On the matter of the March 25 call (i.e., shortly before he started deleting and bleaching), Combetta denied being able to remember it — even being shown an email about the call, which made a cryptic reference to “backups,” did not jar Combetta’s conveniently faulty memory. What is more astonishing, assuming the FBI’s report reflects the full scope of the later interview, is that Combetta was not even asked about his conversation with Mills and Kendall on March 31 — the day he (just coincidentally, I’m sure) deleted and destroyed Clinton’s subpoenaed emails.
In other words, once he got immunity, Combetta admitted the thing he had previously lied about (i.e., the only thing he calculated the government might be able to prosecute him for), but claimed not to remember anything that might implicate anyone else in such crimes as obstruction and the destruction of government files. Moreover, it appears that the FBI deferred to Combetta’s prior invocation of the attorney–client privilege to avoid discussing the March 31 conversation with Kendall and Mills. This expansive interpretation of the privilege would be absurd, yet fully consistent with the Obama Justice Department’s indulgence of privilege claims throughout the Clinton probe.
The Trump Justice Department should appoint a solid United States attorney and some hard-nosed FBI agents from outside Washington, and instruct them to follow Mueller’s aggressive model in investigating Combetta.
But here’s the thing — two things, actually. First, the Justice Department’s immunity practice is designed, for obvious reasons, to prevent just this kind of gamesmanship. Immunity is conditional on the witness’s providing truthful, accurate, and complete information. If in the judgment of the investigators the witness gives an account that is misleading and withholds information, the immunity can be revoked. The witness may then be prosecuted for his crimes, in addition to any false statements he has made while feigning cooperation.
Second, the crime-fraud exception to the attorney–client privilege is designed, for equally obvious reasons, to prevent the insinuation of lawyers from blocking the discovery of corrupt schemes to destroy evidence, influence testimony, and undermine investigations. As Mueller has shown, even if the lawyer is an innocent dupe rather than a knowing conspirator, communications that further a crime or fraud are not privileged.
Should there be a wholesale reopening of the Clinton investigation? I believe so, but that bridge can be crossed later. For now, how about simply reopening the Combetta investigation?

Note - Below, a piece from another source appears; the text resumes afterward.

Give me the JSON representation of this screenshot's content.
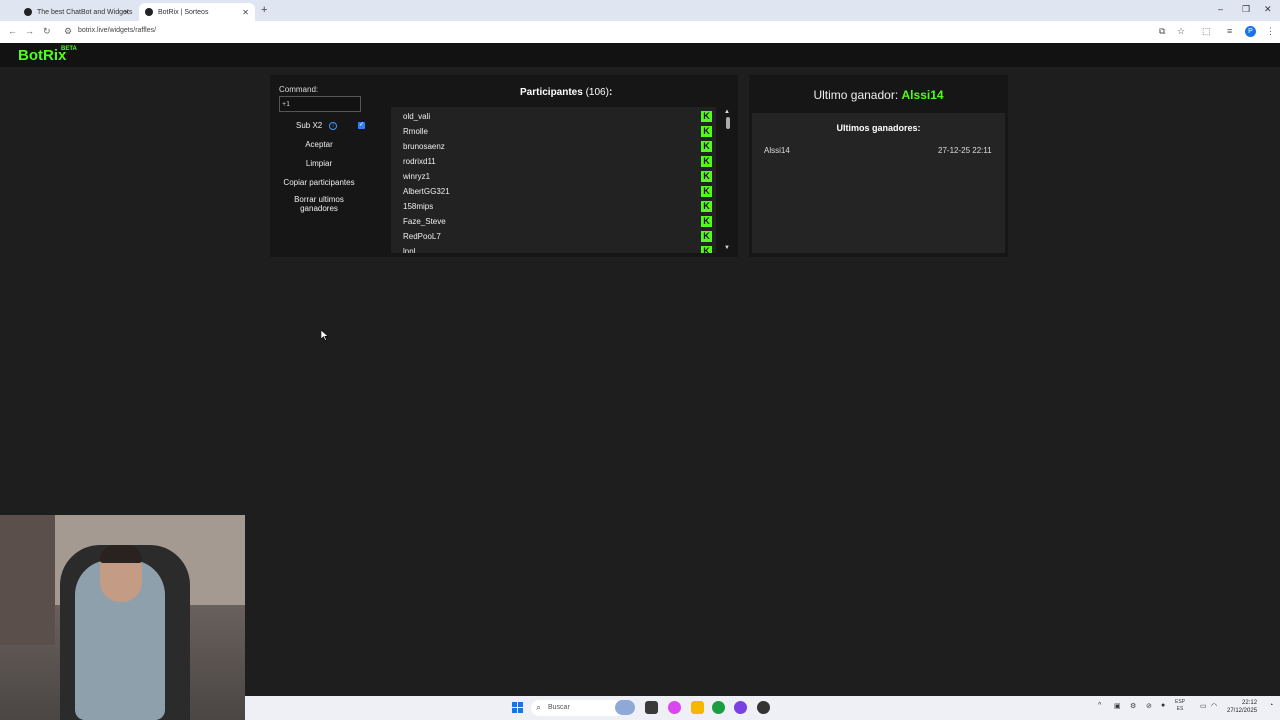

The Trump Justice Department should appoint a solid United States attorney and some hard-nosed FBI agents from outside Washington, with no prior involvement in the Clinton probe, and instruct them to follow Mueller’s aggressive model in investigating Combetta. In return for the immunity he should never have been granted in the first place, the PRN tech should be compelled to reveal exactly what he was told in these conversations with Clinton lawyers. If he refuses, Combetta should be prosecuted, at a minimum, for lying to the FBI and obstructing Congress’s Benghazi investigation.
As Robert Mueller might say of Paul Manafort: That should get his attention.